(GIVEN DATA)
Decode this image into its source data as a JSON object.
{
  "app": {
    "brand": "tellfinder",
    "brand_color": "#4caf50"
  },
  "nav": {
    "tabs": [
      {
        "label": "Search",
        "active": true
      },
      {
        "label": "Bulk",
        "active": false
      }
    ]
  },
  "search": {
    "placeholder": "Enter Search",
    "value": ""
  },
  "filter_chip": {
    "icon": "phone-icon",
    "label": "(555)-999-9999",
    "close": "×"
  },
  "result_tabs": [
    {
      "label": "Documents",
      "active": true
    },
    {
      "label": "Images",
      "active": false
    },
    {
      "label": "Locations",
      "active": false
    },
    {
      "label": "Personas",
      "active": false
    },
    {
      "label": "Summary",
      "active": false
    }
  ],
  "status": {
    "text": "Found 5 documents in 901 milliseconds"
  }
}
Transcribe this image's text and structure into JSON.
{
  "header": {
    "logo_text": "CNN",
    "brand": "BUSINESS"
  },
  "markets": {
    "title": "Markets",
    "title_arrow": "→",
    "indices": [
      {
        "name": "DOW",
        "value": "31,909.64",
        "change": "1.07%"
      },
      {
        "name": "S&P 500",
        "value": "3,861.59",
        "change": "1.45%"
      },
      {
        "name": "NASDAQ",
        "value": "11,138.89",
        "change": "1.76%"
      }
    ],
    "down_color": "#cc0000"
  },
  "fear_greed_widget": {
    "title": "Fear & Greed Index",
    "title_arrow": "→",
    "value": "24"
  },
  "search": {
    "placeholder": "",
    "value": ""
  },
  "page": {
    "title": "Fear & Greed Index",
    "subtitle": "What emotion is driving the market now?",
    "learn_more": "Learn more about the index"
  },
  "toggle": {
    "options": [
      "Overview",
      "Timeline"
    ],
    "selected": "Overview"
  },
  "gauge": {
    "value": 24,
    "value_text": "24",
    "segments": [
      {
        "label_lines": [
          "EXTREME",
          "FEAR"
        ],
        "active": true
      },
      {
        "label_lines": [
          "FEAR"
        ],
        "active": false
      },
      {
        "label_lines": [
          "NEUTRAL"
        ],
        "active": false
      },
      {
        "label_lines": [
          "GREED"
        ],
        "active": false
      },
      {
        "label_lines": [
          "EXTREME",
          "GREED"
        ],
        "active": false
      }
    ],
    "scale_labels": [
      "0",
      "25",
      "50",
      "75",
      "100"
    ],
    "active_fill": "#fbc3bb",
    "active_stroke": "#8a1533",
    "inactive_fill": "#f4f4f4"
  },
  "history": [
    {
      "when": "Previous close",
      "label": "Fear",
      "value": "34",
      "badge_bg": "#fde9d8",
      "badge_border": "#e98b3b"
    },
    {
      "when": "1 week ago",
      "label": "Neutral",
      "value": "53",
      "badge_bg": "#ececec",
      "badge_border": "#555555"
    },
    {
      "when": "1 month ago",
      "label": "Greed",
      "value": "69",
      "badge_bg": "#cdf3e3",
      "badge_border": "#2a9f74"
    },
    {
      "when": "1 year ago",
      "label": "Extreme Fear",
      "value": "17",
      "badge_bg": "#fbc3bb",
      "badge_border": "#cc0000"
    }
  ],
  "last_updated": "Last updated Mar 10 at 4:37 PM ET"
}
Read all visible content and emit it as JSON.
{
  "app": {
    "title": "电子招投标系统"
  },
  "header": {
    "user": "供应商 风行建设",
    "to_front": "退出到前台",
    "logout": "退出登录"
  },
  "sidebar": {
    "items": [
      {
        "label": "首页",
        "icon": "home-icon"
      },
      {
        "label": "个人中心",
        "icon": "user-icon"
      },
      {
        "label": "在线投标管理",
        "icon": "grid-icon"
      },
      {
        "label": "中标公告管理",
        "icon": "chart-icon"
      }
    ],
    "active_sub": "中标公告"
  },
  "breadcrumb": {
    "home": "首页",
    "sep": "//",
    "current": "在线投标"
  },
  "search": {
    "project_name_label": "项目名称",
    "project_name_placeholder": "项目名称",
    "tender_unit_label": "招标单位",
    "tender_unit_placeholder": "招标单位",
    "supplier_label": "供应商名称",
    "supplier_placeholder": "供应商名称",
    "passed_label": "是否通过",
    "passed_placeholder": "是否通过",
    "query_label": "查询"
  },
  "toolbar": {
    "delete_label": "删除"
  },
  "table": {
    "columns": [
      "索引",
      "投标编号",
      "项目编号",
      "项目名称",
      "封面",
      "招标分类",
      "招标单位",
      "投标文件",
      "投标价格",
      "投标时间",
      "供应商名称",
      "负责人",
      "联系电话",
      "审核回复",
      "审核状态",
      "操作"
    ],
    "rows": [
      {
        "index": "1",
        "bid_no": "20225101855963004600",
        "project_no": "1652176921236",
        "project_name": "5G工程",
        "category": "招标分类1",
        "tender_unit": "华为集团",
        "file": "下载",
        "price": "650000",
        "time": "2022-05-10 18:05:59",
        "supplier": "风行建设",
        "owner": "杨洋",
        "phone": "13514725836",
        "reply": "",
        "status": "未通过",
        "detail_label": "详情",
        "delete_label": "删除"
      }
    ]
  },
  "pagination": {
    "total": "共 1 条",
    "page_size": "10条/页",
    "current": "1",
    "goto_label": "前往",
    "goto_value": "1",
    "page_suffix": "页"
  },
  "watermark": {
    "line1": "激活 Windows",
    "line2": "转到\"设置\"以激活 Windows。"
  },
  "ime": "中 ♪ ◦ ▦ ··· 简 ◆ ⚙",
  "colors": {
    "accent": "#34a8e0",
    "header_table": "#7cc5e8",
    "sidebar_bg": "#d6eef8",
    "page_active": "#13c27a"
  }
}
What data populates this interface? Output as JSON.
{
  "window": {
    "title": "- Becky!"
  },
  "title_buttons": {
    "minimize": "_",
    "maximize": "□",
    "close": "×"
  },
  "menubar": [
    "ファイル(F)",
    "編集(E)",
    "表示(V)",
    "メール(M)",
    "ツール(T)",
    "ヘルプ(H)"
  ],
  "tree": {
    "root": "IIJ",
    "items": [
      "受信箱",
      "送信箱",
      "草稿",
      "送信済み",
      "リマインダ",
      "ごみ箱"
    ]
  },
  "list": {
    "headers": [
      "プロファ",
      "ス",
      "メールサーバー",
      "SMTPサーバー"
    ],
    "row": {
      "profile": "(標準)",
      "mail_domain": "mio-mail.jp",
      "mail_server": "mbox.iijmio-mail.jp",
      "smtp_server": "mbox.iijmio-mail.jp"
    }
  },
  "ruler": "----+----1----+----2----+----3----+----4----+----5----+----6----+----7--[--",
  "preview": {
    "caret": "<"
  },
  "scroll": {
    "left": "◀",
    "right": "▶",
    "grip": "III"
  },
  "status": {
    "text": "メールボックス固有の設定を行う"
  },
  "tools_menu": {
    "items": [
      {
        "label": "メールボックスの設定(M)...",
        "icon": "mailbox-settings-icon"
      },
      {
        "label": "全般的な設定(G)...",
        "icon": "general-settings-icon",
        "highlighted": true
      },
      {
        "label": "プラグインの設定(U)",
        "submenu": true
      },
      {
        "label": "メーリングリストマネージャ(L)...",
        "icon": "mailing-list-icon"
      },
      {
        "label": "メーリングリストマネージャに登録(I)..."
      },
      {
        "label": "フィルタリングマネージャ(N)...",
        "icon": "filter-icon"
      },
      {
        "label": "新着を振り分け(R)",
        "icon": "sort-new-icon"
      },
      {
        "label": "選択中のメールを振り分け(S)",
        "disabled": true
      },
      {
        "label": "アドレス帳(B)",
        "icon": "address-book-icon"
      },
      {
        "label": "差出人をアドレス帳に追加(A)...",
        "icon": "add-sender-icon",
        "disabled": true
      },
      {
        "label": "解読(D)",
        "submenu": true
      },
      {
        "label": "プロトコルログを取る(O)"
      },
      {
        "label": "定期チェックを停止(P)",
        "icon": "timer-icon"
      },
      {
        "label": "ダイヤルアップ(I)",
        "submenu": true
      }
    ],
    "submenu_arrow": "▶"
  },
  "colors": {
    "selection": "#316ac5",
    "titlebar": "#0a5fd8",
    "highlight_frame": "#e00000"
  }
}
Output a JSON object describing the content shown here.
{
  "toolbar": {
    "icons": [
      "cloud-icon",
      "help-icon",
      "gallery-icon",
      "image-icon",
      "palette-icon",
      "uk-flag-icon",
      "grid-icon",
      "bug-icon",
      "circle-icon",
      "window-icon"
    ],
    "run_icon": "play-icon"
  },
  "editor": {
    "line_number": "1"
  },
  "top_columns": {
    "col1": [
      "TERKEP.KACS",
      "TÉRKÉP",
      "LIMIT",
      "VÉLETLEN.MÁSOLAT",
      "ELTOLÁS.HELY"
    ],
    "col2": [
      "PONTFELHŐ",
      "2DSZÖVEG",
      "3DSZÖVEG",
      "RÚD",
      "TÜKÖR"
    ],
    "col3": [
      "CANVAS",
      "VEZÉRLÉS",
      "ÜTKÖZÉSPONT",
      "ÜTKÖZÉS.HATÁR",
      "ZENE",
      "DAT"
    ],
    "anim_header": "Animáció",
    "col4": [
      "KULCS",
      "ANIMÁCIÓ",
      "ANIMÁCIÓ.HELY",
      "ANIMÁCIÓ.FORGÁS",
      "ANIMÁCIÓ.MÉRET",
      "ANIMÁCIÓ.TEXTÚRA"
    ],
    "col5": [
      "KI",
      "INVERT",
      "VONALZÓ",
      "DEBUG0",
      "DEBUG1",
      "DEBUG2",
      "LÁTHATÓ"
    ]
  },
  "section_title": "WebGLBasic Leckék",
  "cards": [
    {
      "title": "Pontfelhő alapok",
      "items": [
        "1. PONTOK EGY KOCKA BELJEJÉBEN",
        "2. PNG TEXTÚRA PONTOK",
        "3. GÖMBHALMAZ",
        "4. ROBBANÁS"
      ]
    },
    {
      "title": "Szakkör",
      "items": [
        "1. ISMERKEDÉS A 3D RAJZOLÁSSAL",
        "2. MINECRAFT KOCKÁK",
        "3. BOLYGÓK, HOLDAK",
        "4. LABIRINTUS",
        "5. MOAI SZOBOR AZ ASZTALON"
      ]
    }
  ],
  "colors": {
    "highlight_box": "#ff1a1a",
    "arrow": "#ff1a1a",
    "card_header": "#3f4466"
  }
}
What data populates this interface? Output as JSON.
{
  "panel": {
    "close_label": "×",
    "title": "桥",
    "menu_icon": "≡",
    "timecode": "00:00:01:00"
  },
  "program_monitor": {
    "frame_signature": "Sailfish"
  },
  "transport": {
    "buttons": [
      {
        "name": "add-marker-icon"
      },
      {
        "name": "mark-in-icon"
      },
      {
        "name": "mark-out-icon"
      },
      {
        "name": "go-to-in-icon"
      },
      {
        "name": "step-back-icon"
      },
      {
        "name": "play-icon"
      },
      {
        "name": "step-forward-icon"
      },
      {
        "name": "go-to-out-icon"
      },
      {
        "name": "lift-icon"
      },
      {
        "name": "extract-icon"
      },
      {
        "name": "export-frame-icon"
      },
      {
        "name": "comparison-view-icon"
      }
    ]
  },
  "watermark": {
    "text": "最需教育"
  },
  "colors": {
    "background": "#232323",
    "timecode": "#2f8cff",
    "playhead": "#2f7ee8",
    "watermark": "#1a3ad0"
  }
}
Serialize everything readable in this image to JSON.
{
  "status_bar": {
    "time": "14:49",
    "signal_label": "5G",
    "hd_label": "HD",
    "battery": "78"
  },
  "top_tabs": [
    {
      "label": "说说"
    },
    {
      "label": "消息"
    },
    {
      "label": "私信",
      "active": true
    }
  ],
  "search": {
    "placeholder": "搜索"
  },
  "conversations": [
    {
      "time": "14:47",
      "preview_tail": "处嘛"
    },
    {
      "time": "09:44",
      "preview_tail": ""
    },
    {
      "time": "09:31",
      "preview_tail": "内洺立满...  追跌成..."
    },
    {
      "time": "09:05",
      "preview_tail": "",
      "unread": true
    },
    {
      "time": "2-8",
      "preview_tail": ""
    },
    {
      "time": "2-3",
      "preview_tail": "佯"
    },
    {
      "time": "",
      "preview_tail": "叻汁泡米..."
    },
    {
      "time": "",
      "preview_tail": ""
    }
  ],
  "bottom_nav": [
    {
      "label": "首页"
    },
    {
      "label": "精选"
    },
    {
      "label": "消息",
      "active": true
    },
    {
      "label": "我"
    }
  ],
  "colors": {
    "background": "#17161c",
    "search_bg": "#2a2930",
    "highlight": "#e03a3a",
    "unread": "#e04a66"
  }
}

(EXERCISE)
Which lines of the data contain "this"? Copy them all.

(RESPONSE TO THE EXERCISE)
Decode this image into its source data as a JSON object.
Transcribe this image's text and structure into JSON.
What data populates this interface? Output as JSON.
What data populates this interface? Output as JSON.
Serialize everything readable in this image to JSON.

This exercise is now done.